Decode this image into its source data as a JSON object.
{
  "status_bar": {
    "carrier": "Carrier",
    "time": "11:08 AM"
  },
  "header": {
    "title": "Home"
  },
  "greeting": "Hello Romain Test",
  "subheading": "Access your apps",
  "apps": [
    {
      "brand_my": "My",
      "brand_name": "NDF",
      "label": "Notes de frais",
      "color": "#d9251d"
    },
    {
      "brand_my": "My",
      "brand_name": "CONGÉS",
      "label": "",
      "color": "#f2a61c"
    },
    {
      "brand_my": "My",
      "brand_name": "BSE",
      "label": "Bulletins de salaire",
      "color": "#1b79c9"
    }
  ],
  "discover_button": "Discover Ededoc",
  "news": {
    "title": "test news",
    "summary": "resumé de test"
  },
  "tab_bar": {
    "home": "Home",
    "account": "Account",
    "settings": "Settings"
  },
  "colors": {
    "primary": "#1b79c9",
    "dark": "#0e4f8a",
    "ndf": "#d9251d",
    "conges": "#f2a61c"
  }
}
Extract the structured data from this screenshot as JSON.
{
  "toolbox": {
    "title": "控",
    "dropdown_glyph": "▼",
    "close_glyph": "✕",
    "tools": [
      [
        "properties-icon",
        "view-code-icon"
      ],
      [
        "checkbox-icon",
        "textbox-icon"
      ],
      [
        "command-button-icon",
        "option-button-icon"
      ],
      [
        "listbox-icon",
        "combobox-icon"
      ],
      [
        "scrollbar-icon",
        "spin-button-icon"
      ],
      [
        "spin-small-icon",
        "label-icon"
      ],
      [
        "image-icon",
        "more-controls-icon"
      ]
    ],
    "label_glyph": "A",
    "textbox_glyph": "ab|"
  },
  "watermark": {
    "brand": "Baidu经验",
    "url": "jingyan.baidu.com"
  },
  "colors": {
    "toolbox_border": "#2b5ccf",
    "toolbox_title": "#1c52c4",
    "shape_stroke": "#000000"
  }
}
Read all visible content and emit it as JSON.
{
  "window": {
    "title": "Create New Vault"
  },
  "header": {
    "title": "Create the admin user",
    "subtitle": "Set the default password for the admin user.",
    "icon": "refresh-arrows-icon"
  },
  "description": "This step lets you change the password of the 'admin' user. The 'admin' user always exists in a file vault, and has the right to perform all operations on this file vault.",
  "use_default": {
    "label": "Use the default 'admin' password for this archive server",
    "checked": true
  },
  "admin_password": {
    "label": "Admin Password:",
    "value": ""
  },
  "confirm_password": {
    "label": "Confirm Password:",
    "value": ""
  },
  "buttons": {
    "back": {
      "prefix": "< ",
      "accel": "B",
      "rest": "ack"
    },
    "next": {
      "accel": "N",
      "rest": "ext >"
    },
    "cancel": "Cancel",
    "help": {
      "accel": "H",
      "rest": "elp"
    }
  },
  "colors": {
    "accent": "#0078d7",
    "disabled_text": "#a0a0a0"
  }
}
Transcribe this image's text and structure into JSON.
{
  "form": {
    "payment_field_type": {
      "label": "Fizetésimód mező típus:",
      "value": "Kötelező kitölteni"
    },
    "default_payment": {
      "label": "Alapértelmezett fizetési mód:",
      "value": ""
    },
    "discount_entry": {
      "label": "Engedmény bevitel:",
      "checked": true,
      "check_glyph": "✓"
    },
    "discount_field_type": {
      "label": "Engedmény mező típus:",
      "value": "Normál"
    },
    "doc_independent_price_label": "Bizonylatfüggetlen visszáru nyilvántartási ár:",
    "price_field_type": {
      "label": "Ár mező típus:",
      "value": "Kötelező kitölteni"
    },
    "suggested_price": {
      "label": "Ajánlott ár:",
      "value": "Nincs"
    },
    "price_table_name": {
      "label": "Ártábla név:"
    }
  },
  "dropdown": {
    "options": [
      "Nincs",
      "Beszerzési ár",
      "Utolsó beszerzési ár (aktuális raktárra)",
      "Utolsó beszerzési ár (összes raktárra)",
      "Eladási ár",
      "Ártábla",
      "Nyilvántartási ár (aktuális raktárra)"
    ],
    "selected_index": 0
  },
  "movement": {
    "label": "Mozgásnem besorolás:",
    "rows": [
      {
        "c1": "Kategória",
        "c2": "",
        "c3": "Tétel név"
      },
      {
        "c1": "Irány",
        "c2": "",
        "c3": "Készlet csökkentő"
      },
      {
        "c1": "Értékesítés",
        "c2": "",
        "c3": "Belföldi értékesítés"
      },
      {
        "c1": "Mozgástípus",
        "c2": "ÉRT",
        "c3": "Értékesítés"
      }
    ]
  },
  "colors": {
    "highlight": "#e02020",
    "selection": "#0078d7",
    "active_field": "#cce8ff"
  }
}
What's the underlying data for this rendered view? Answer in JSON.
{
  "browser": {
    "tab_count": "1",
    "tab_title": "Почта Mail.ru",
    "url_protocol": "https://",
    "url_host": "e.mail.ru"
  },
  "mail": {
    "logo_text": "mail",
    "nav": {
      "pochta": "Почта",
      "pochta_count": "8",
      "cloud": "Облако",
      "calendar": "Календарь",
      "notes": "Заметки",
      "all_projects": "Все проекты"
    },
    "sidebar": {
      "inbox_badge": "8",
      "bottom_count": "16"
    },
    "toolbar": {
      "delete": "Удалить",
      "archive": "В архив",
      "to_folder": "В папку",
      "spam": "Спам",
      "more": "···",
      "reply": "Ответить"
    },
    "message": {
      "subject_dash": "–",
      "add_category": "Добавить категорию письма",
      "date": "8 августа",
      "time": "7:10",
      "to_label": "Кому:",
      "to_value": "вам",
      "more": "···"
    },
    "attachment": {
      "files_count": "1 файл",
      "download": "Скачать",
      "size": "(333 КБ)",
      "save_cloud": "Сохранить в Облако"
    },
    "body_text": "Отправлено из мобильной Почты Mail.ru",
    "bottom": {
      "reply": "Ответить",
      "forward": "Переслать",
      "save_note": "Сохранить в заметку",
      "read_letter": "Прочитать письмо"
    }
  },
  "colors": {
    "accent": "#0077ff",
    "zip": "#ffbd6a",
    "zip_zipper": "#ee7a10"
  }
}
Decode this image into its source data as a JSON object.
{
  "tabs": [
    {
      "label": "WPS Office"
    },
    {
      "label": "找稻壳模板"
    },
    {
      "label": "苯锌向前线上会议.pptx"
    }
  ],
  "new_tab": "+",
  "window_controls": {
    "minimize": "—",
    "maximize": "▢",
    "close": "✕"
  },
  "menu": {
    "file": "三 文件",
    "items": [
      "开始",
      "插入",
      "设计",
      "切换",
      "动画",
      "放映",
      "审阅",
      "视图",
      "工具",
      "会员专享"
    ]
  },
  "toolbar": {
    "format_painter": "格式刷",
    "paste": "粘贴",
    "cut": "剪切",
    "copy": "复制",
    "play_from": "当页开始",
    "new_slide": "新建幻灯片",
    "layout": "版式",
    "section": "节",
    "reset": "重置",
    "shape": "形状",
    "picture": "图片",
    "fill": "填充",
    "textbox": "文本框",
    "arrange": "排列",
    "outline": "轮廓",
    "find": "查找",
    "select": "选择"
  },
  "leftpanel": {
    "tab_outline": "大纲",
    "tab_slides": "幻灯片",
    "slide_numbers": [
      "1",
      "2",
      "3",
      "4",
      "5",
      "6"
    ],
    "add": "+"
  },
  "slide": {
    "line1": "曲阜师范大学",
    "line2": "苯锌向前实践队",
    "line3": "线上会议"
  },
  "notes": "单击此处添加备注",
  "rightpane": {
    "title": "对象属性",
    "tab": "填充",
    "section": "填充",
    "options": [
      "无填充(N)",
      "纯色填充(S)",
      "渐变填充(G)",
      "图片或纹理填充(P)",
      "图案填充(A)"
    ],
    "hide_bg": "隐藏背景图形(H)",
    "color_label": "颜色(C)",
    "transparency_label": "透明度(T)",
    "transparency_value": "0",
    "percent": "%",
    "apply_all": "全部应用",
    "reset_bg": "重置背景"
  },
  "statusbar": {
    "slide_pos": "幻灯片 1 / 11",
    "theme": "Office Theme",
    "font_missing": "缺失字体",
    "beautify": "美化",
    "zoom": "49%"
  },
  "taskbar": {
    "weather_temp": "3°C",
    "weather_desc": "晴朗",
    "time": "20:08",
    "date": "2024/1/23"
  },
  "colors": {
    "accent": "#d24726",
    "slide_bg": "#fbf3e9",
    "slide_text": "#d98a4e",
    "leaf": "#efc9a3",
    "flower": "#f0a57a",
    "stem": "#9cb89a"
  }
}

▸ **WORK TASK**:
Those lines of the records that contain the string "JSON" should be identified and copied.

▸ **ANSWER SPACE**:
Decode this image into its source data as a JSON object.
Extract the structured data from this screenshot as JSON.
Read all visible content and emit it as JSON.
Transcribe this image's text and structure into JSON.
What's the underlying data for this rendered view? Answer in JSON.
Decode this image into its source data as a JSON object.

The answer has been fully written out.